Not one of the 70 opposition party candidates won a seat in parliament in Sunday's election in Belarus, and foreign poll monitors said the voting did not live up to international democratic standards. Opposition leaders called on the US and the European Union not to recognize the results. The Organization for Security and Cooperation in Europe, which sends observer missions to countries holding elections, said, "Promises to ensure the transparency of the vote count were not implemented."
Leftist President Hugo Chávez of Venezuela raised tensions with the US higher still Sunday, announcing that he'd accepted a Russian offer to help build a nuclear reactor. Chávez already has stoked those tensions by buying more than $4 billion worth of advanced Russian-made weapons and by arranging for Russian warships to participate in joint naval maneuvers in the Caribbean later this year. The latter will be Russia's largest presence there since the cold war.

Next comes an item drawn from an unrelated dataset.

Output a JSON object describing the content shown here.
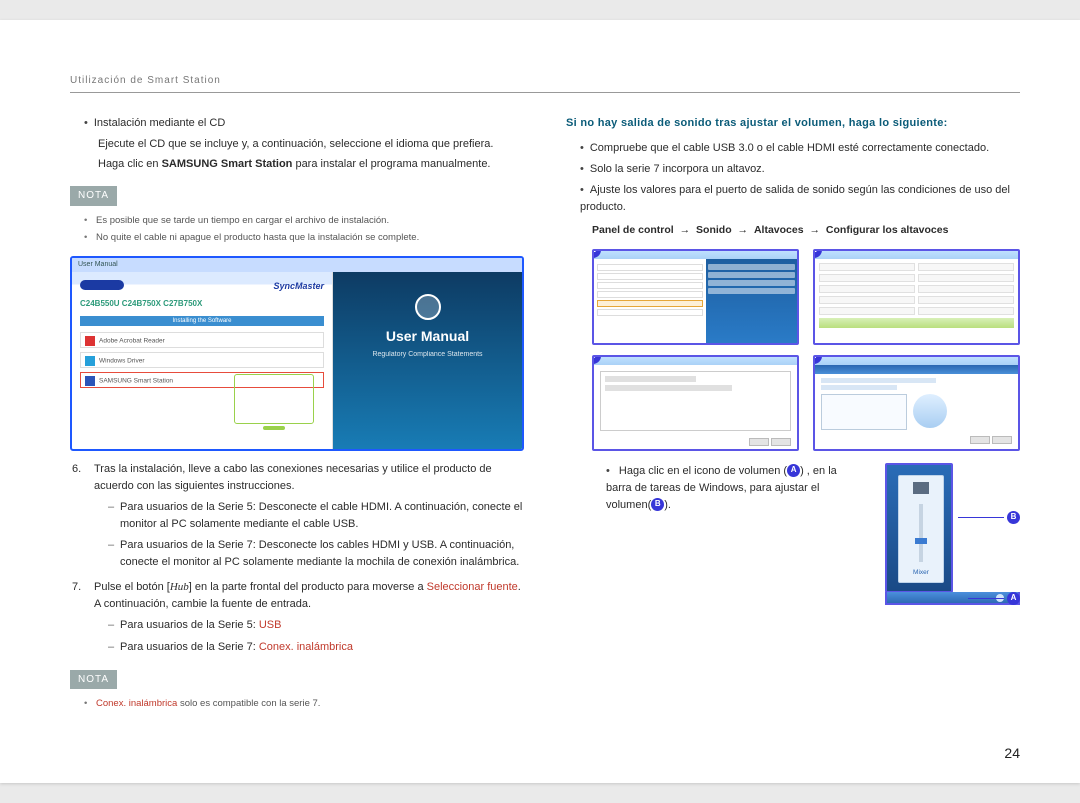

Less than two weeks after his election as Thailand's new prime minister, Somchai Wongsawat was under investigation Monday for owning stock in an Internet services provider that does business with the government. The Election Commission took up the case on the basis of a complaint by the same opposition senator whose filing began the process that toppled Somchai's predecessor, Samak Sundaravej. If the Constitutional Court determines that Somchai is guilty, he would be disqualified from serving in parliament and ineligible to continue as prime minister.